Trudging up and onto the screened-in porch, she hung her head low.
It was not that Mallory was actively seeing anyone. She had not been actively involved, not in the sense that she went home to a warm body and held and was cradled, but Mallory had been more than hung up on an ex still.
Do we say ex? Raina wondered. We don’t say ex when a partner has died. And the dead partner—that seems like a pretty big detail to leave blank, doesn’t it?
For the six weeks of their fledgling relationship, Mal had proceeded without mentioning anything about that aspect of her life, really. There were nights spent together, when their schedules permitted. There were nights spent making dinner, Raina’s second real passion was cooking, and then they ate dinner, and watched old movies on Netflix, and swam in the open oceans of lust when the moon backlit the expanse of Raina’s property and the stars were small beacons in the inky vastness of the sky. They spoke of childhoods and interests, favorite books, favorite movies, favorite foods, key lesbian moments. Mal taught Raina about the legal system, Raina taught Mal about the simple pleasures of eating what you grow with your own hands, and vice versa.

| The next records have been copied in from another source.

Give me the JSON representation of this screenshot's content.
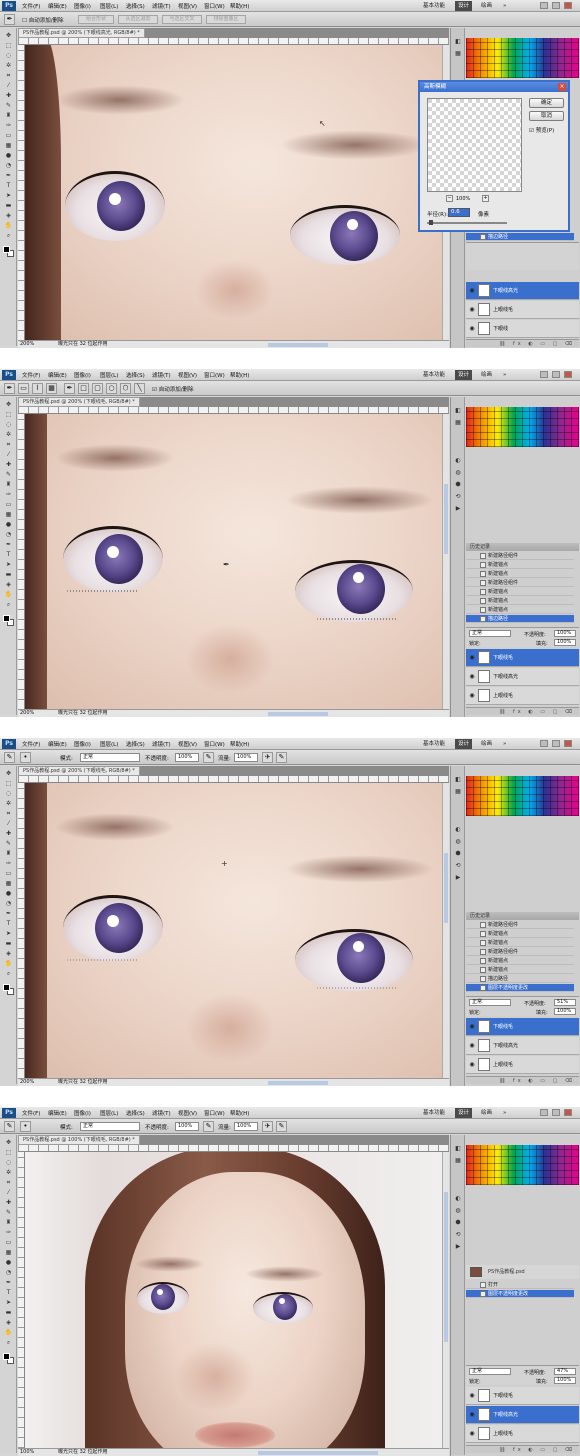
{
  "app": {
    "menus": [
      "文件(F)",
      "编辑(E)",
      "图像(I)",
      "图层(L)",
      "选择(S)",
      "滤镜(T)",
      "视图(V)",
      "窗口(W)",
      "帮助(H)"
    ],
    "workspaces": {
      "basic": "基本功能",
      "design": "设计",
      "painting": "绘画",
      "more": "»"
    }
  },
  "screens": [
    {
      "doc_tab": "PS作品教程.psd @ 200% (下眼线高光, RGB/8#) *",
      "zoom": "200%",
      "status": "曝光只在 32 位起作用",
      "options": {
        "checkbox": "自动添加/删除",
        "disabled_buttons": [
          "组合形状",
          "从选区减去",
          "与选区交叉",
          "排除重叠区"
        ]
      },
      "dialog": {
        "title": "高斯模糊",
        "ok": "确定",
        "cancel": "取消",
        "preview": "预览(P)",
        "zoom_value": "100%",
        "radius_label": "半径(R):",
        "radius_value": "0.6",
        "radius_unit": "像素"
      },
      "history": [
        {
          "label": "描边路径",
          "selected": true
        }
      ],
      "layers": [
        {
          "name": "下眼线高光",
          "selected": true
        },
        {
          "name": "上眼线毛",
          "selected": false
        },
        {
          "name": "下眼线",
          "selected": false
        }
      ]
    },
    {
      "doc_tab": "PS作品教程.psd @ 200% (下眼线毛, RGB/8#) *",
      "zoom": "200%",
      "status": "曝光只在 32 位起作用",
      "options": {
        "checkbox": "自动添加/删除"
      },
      "history_header": "历史记录",
      "history": [
        {
          "label": "新建路径组件",
          "selected": false
        },
        {
          "label": "新建锚点",
          "selected": false
        },
        {
          "label": "新建锚点",
          "selected": false
        },
        {
          "label": "新建路径组件",
          "selected": false
        },
        {
          "label": "新建锚点",
          "selected": false
        },
        {
          "label": "新建锚点",
          "selected": false
        },
        {
          "label": "新建锚点",
          "selected": false
        },
        {
          "label": "描边路径",
          "selected": true
        }
      ],
      "blend_mode": "正常",
      "opacity_label": "不透明度:",
      "opacity": "100%",
      "fill_label": "填充:",
      "fill": "100%",
      "lock_label": "锁定:",
      "layers": [
        {
          "name": "下眼线毛",
          "selected": true
        },
        {
          "name": "下眼线高光",
          "selected": false
        },
        {
          "name": "上眼线毛",
          "selected": false
        }
      ]
    },
    {
      "doc_tab": "PS作品教程.psd @ 200% (下眼线毛, RGB/8#) *",
      "zoom": "200%",
      "status": "曝光只在 32 位起作用",
      "options": {
        "mode_label": "模式:",
        "mode": "正常",
        "opacity_label": "不透明度:",
        "opacity": "100%",
        "flow_label": "流量:",
        "flow": "100%"
      },
      "history_header": "历史记录",
      "history": [
        {
          "label": "新建路径组件",
          "selected": false
        },
        {
          "label": "新建锚点",
          "selected": false
        },
        {
          "label": "新建锚点",
          "selected": false
        },
        {
          "label": "新建路径组件",
          "selected": false
        },
        {
          "label": "新建锚点",
          "selected": false
        },
        {
          "label": "新建锚点",
          "selected": false
        },
        {
          "label": "描边路径",
          "selected": false
        },
        {
          "label": "图层不透明度更改",
          "selected": true
        }
      ],
      "blend_mode": "正常",
      "opacity_label": "不透明度:",
      "opacity": "51%",
      "fill_label": "填充:",
      "fill": "100%",
      "lock_label": "锁定:",
      "layers": [
        {
          "name": "下眼线毛",
          "selected": true
        },
        {
          "name": "下眼线高光",
          "selected": false
        },
        {
          "name": "上眼线毛",
          "selected": false
        }
      ]
    },
    {
      "doc_tab": "PS作品教程.psd @ 100% (下眼线毛, RGB/8#) *",
      "zoom": "100%",
      "status": "曝光只在 32 位起作用",
      "options": {
        "mode_label": "模式:",
        "mode": "正常",
        "opacity_label": "不透明度:",
        "opacity": "100%",
        "flow_label": "流量:",
        "flow": "100%"
      },
      "history_header": "PS作品教程.psd",
      "history": [
        {
          "label": "打开",
          "selected": false
        },
        {
          "label": "图层不透明度更改",
          "selected": true
        }
      ],
      "blend_mode": "正常",
      "opacity_label": "不透明度:",
      "opacity": "47%",
      "fill_label": "填充:",
      "fill": "100%",
      "lock_label": "锁定:",
      "layers": [
        {
          "name": "下眼线毛",
          "selected": false
        },
        {
          "name": "下眼线高光",
          "selected": true
        },
        {
          "name": "上眼线毛",
          "selected": false
        }
      ]
    }
  ]
}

But then… When everything changed in a blink, everything shifted.